Provided data
====
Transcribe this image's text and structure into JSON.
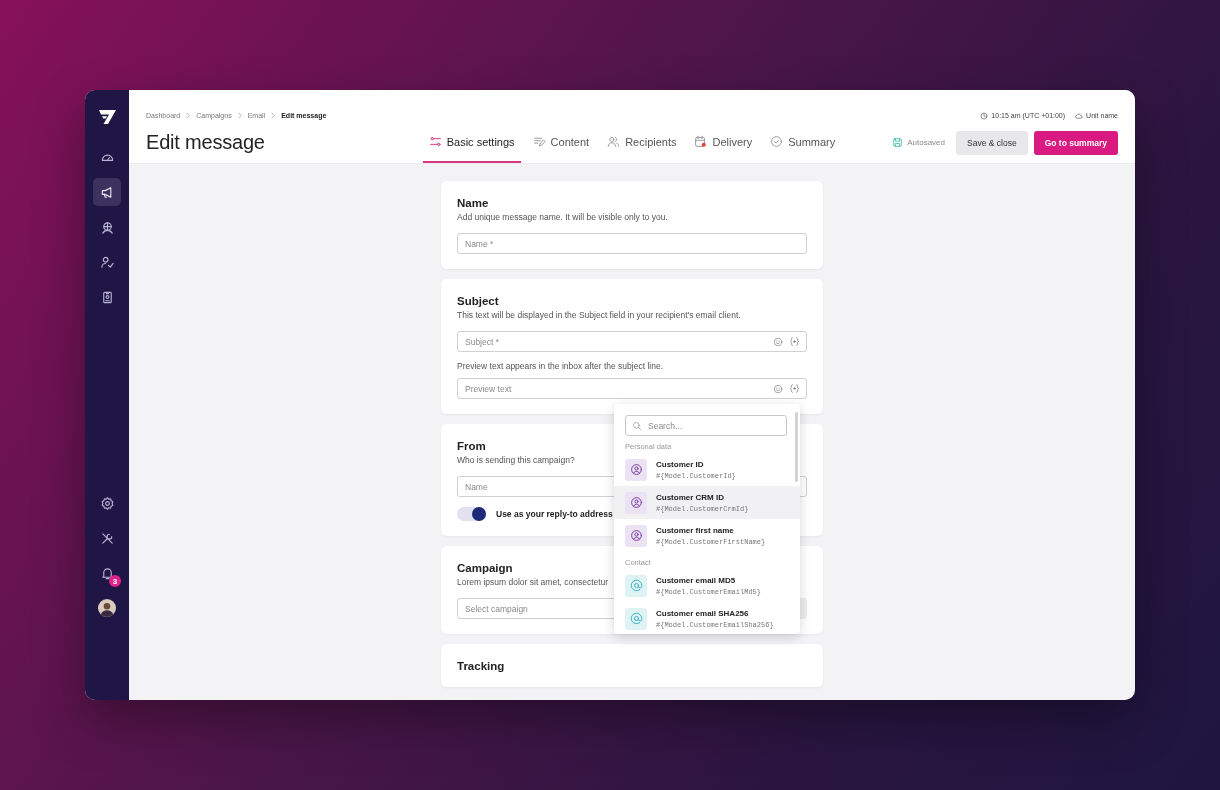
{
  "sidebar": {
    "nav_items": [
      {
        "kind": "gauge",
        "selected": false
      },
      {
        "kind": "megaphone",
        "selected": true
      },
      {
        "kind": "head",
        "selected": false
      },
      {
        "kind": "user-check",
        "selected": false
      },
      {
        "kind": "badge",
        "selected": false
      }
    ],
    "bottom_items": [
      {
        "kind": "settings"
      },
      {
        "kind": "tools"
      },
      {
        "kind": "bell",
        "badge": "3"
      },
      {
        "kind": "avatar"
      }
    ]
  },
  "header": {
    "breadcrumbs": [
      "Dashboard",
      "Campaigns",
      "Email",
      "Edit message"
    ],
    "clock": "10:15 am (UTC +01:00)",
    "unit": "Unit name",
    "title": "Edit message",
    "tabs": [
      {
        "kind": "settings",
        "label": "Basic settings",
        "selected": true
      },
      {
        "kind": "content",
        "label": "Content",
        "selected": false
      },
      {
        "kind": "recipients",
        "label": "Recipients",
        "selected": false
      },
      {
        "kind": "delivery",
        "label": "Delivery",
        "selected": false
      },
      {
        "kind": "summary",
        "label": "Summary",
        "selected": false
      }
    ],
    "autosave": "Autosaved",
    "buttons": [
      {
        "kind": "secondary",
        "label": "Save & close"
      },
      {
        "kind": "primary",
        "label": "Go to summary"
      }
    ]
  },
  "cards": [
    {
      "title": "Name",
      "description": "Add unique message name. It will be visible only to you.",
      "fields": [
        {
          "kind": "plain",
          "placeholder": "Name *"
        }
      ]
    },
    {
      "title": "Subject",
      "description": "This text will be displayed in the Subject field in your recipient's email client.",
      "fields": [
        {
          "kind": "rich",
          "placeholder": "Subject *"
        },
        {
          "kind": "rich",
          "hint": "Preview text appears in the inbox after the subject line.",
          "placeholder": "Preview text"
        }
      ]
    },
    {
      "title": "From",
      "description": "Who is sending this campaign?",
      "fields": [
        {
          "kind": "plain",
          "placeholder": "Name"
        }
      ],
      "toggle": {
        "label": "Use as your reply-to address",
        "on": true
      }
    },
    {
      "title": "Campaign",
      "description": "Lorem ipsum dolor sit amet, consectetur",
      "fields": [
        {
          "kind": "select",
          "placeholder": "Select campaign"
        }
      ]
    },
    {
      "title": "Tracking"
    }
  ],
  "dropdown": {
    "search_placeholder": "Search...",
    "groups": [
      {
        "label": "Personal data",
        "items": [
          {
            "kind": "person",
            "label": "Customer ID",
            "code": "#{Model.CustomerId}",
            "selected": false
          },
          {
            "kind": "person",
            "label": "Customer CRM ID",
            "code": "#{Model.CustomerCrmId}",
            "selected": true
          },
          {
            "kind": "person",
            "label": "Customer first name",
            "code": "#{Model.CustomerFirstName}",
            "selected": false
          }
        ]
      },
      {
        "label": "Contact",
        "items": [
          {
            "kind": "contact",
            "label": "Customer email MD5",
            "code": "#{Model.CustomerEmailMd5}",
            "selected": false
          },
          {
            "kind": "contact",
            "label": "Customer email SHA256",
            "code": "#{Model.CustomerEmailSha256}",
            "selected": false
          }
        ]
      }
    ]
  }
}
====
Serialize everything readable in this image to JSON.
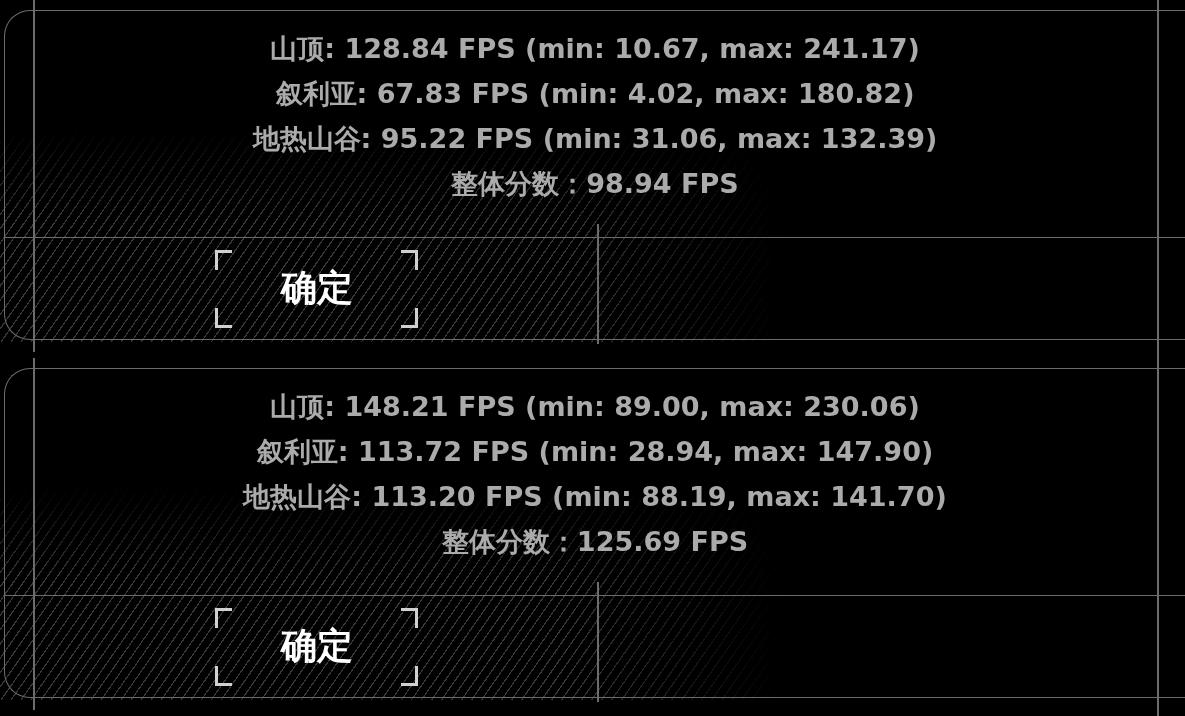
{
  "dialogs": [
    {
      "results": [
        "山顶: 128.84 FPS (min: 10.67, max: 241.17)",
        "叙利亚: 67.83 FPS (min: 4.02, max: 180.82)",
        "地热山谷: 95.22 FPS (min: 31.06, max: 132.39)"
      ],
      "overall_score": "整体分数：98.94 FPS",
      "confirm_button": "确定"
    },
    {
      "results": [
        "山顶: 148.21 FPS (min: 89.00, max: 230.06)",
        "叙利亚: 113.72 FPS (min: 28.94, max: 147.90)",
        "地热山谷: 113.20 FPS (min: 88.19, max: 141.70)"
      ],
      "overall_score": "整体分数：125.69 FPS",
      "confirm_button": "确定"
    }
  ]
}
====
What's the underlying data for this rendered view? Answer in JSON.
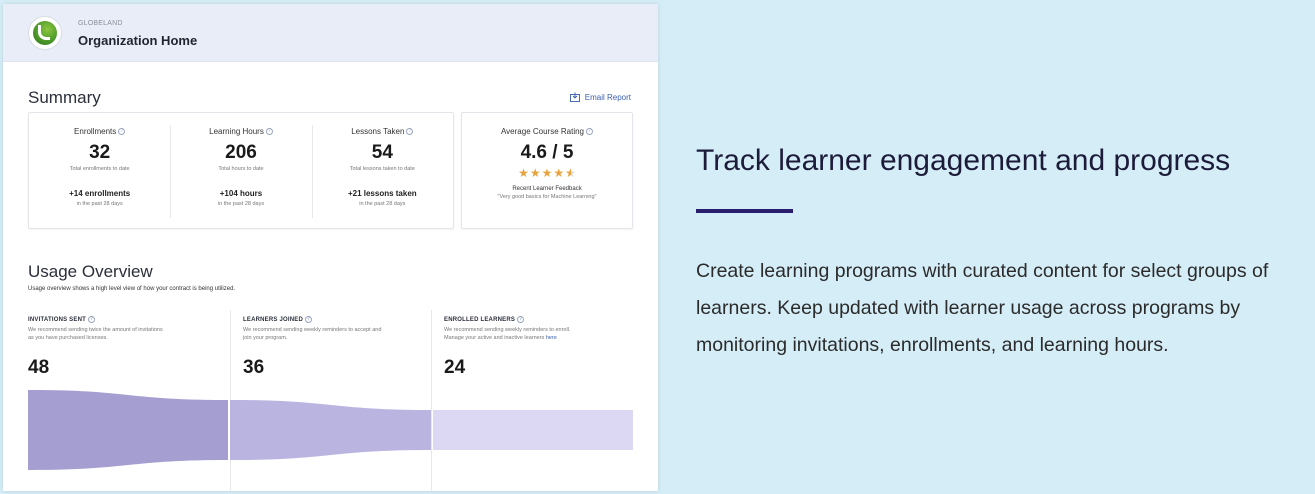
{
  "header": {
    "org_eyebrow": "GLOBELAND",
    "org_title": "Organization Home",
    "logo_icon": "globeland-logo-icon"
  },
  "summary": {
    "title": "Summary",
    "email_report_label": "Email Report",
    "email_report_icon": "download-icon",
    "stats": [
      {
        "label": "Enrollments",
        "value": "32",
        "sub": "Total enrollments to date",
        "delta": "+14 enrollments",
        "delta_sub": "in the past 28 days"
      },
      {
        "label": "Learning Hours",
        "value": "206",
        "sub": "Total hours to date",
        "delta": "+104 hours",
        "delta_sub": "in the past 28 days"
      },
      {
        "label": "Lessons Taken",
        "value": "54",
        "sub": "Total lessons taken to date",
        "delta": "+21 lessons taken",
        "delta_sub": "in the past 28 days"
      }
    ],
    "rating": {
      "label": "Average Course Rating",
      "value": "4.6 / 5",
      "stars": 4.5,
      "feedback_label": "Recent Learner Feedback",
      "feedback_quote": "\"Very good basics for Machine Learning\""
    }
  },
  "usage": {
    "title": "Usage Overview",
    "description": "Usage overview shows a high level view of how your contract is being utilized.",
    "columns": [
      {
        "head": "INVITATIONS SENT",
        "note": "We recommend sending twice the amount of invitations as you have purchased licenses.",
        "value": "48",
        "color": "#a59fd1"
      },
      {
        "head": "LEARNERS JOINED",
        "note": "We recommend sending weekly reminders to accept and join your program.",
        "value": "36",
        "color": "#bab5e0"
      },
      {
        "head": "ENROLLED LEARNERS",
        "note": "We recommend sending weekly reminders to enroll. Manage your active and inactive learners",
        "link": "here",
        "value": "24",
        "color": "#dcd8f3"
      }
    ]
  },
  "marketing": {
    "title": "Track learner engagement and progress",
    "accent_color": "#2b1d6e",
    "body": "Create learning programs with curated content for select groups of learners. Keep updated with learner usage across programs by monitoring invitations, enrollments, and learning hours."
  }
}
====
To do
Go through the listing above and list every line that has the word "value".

Written response
        "value": "32",
        "value": "206",
        "value": "54",
      "value": "4.6 / 5",
        "value": "48",
        "value": "36",
        "value": "24",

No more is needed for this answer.